*** Given data ***

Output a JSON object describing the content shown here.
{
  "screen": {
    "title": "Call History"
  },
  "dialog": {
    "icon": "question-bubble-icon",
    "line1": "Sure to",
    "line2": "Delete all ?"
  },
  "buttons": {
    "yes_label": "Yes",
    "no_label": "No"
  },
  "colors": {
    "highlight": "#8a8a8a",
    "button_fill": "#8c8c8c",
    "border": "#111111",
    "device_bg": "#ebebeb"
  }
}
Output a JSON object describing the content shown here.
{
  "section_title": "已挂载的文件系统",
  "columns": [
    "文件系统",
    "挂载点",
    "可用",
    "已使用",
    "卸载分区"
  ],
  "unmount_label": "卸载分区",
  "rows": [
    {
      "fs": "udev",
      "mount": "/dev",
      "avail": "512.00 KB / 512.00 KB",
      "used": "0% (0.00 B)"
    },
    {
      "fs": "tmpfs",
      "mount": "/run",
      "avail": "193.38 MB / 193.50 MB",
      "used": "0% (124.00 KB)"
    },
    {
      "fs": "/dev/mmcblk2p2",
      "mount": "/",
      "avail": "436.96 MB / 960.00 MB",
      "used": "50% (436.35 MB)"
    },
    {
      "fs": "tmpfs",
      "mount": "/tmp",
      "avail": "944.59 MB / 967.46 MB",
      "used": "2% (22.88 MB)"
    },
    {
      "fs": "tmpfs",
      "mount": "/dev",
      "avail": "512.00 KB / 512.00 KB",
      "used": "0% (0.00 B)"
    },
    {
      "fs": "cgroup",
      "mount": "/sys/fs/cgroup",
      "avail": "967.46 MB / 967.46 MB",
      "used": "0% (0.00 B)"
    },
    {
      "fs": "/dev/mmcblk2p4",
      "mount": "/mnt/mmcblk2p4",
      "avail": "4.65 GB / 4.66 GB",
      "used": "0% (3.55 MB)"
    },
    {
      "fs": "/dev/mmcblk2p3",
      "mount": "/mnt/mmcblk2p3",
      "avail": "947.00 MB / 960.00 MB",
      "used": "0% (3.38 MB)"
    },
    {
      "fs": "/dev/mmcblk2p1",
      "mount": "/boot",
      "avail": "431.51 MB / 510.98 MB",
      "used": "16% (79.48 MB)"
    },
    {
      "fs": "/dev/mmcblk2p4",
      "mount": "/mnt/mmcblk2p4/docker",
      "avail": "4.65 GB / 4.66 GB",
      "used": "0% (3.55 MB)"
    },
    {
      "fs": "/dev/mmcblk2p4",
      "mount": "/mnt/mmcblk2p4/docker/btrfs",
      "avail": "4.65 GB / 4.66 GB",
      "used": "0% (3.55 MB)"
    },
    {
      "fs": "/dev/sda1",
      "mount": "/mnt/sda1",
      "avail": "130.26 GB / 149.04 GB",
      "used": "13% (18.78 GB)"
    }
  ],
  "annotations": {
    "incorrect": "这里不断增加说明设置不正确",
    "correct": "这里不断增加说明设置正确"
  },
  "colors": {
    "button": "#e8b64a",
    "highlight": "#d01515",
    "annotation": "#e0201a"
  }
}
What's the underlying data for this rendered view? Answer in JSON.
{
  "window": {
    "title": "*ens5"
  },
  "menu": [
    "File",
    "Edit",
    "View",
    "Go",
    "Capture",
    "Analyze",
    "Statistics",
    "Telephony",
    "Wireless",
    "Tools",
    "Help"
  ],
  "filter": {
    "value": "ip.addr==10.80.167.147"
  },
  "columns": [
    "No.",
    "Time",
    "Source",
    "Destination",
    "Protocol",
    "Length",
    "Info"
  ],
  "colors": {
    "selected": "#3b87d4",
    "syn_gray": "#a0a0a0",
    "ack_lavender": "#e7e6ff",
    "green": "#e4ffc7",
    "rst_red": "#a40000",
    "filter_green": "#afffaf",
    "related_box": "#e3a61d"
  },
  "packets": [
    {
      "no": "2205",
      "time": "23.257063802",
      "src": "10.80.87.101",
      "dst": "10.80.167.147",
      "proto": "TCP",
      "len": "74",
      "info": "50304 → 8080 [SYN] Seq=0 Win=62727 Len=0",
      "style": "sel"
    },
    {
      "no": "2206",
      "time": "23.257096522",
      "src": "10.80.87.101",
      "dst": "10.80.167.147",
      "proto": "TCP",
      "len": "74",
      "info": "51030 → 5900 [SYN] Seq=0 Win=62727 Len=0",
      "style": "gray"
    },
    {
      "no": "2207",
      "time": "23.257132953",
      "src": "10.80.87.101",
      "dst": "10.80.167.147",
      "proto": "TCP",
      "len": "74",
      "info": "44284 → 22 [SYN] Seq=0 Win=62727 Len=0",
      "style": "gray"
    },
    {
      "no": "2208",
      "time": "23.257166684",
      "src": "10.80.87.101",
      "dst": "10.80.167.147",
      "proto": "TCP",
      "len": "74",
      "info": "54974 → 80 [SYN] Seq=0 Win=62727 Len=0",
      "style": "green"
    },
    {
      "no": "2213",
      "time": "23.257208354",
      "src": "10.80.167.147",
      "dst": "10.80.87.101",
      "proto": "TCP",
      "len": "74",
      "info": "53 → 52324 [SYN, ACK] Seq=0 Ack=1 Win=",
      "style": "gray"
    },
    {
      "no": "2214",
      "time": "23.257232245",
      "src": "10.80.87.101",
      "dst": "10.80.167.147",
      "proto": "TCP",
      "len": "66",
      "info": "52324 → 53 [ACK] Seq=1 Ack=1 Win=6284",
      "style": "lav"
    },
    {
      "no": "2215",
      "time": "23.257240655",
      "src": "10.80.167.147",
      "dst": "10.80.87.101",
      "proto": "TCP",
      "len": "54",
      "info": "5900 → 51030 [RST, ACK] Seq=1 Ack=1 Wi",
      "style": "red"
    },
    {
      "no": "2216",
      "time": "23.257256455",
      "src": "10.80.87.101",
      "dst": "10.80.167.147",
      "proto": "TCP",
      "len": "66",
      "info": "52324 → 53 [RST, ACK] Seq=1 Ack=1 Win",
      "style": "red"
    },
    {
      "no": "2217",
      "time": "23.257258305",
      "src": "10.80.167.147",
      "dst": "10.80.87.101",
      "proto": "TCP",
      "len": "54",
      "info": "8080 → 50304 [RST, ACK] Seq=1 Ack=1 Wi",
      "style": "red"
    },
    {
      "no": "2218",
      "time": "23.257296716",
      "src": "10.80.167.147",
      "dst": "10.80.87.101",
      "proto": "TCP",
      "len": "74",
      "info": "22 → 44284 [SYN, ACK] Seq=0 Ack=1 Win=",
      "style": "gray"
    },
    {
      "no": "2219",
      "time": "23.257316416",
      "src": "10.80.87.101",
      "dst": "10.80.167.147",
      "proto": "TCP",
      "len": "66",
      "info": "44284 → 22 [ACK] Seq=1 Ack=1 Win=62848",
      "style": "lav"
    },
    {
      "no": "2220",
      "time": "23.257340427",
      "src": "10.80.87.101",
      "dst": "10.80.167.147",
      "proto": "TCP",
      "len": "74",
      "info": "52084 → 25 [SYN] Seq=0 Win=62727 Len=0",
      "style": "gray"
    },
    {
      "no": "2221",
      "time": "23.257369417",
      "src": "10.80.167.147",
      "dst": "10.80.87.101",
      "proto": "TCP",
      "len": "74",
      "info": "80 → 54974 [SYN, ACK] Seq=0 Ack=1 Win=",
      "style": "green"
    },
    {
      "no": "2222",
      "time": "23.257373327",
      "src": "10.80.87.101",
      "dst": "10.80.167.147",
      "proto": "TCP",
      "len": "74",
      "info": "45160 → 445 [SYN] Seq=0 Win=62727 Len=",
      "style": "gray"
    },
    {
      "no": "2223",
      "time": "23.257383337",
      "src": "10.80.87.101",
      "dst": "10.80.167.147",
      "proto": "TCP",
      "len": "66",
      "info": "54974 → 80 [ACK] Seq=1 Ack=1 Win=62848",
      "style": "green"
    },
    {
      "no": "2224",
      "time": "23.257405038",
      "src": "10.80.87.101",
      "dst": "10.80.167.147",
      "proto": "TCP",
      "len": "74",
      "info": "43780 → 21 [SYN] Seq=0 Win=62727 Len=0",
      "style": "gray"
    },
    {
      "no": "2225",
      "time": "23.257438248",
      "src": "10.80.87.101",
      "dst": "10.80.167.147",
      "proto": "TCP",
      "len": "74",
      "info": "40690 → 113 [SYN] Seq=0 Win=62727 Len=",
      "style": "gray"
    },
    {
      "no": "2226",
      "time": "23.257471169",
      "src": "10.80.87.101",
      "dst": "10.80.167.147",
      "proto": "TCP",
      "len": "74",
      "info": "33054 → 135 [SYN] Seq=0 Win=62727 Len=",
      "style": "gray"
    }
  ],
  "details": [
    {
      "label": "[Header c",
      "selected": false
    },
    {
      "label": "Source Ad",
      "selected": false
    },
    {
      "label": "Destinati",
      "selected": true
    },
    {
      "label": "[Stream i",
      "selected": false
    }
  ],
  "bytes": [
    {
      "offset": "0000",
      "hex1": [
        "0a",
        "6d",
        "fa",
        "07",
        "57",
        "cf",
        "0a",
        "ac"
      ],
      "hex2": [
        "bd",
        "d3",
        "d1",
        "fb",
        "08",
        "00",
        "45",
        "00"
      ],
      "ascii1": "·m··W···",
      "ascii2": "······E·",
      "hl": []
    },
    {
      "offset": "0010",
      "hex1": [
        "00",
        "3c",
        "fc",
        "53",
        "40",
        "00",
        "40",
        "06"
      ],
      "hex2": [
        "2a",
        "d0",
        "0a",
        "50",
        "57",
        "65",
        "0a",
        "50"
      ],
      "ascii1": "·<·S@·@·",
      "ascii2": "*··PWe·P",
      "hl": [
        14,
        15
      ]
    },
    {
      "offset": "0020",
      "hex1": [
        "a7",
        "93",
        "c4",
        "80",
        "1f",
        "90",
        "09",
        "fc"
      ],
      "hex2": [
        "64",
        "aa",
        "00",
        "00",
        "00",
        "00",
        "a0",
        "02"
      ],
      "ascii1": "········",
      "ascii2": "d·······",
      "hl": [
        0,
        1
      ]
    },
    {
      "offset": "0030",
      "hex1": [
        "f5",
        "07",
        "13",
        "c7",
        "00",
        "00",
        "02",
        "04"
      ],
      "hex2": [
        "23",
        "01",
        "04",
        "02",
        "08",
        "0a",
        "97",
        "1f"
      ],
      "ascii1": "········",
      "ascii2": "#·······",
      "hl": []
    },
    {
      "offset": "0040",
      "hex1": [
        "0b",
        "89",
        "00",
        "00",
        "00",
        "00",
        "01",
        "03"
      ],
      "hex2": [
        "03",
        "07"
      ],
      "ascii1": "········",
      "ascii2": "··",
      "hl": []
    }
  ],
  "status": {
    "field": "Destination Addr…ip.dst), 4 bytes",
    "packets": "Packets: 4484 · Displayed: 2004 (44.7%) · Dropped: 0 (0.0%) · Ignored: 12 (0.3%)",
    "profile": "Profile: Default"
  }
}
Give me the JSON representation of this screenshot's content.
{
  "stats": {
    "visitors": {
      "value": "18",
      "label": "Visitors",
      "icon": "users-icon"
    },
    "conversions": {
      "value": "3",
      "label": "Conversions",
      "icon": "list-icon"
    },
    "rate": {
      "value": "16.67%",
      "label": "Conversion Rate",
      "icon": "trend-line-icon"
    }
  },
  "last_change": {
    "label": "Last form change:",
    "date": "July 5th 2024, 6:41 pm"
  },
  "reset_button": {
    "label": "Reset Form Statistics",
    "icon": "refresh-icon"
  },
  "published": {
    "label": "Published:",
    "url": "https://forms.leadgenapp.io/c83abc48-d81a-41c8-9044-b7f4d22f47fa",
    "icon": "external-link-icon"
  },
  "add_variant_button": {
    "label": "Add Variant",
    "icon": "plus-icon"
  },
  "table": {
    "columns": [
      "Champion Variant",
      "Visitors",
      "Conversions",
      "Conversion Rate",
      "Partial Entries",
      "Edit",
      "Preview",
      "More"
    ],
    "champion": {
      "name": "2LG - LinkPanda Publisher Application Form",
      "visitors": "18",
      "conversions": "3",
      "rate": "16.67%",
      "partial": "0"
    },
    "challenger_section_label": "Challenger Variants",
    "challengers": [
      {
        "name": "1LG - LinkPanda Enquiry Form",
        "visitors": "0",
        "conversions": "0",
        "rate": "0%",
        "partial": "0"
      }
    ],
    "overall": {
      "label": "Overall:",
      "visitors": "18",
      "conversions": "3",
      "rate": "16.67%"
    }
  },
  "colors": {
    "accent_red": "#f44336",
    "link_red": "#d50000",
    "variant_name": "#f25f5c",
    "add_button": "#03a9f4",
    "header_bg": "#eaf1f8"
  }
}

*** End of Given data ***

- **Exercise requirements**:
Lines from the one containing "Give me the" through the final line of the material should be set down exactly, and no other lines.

- **Answer section**:
Give me the JSON representation of this screenshot's content.
{
  "stats": {
    "visitors": {
      "value": "18",
      "label": "Visitors",
      "icon": "users-icon"
    },
    "conversions": {
      "value": "3",
      "label": "Conversions",
      "icon": "list-icon"
    },
    "rate": {
      "value": "16.67%",
      "label": "Conversion Rate",
      "icon": "trend-line-icon"
    }
  },
  "last_change": {
    "label": "Last form change:",
    "date": "July 5th 2024, 6:41 pm"
  },
  "reset_button": {
    "label": "Reset Form Statistics",
    "icon": "refresh-icon"
  },
  "published": {
    "label": "Published:",
    "url": "https://forms.leadgenapp.io/c83abc48-d81a-41c8-9044-b7f4d22f47fa",
    "icon": "external-link-icon"
  },
  "add_variant_button": {
    "label": "Add Variant",
    "icon": "plus-icon"
  },
  "table": {
    "columns": [
      "Champion Variant",
      "Visitors",
      "Conversions",
      "Conversion Rate",
      "Partial Entries",
      "Edit",
      "Preview",
      "More"
    ],
    "champion": {
      "name": "2LG - LinkPanda Publisher Application Form",
      "visitors": "18",
      "conversions": "3",
      "rate": "16.67%",
      "partial": "0"
    },
    "challenger_section_label": "Challenger Variants",
    "challengers": [
      {
        "name": "1LG - LinkPanda Enquiry Form",
        "visitors": "0",
        "conversions": "0",
        "rate": "0%",
        "partial": "0"
      }
    ],
    "overall": {
      "label": "Overall:",
      "visitors": "18",
      "conversions": "3",
      "rate": "16.67%"
    }
  },
  "colors": {
    "accent_red": "#f44336",
    "link_red": "#d50000",
    "variant_name": "#f25f5c",
    "add_button": "#03a9f4",
    "header_bg": "#eaf1f8"
  }
}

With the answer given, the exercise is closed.